**Task goal:** Every line of the material below must be repeated exactly.

**Given records:**
——————————

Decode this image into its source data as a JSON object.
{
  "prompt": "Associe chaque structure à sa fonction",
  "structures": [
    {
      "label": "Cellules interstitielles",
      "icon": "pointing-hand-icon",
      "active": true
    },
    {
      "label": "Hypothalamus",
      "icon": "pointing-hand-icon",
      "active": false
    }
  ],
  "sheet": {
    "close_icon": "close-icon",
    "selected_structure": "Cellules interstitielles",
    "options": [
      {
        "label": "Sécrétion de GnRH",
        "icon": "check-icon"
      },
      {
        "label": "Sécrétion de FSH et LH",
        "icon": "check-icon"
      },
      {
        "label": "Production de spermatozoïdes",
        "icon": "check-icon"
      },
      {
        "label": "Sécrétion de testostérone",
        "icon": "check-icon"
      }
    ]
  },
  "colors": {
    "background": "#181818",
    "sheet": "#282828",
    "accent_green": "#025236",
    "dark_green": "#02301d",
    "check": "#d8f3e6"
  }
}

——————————

**Written answer:**
Decode this image into its source data as a JSON object.
{
  "prompt": "Associe chaque structure à sa fonction",
  "structures": [
    {
      "label": "Cellules interstitielles",
      "icon": "pointing-hand-icon",
      "active": true
    },
    {
      "label": "Hypothalamus",
      "icon": "pointing-hand-icon",
      "active": false
    }
  ],
  "sheet": {
    "close_icon": "close-icon",
    "selected_structure": "Cellules interstitielles",
    "options": [
      {
        "label": "Sécrétion de GnRH",
        "icon": "check-icon"
      },
      {
        "label": "Sécrétion de FSH et LH",
        "icon": "check-icon"
      },
      {
        "label": "Production de spermatozoïdes",
        "icon": "check-icon"
      },
      {
        "label": "Sécrétion de testostérone",
        "icon": "check-icon"
      }
    ]
  },
  "colors": {
    "background": "#181818",
    "sheet": "#282828",
    "accent_green": "#025236",
    "dark_green": "#02301d",
    "check": "#d8f3e6"
  }
}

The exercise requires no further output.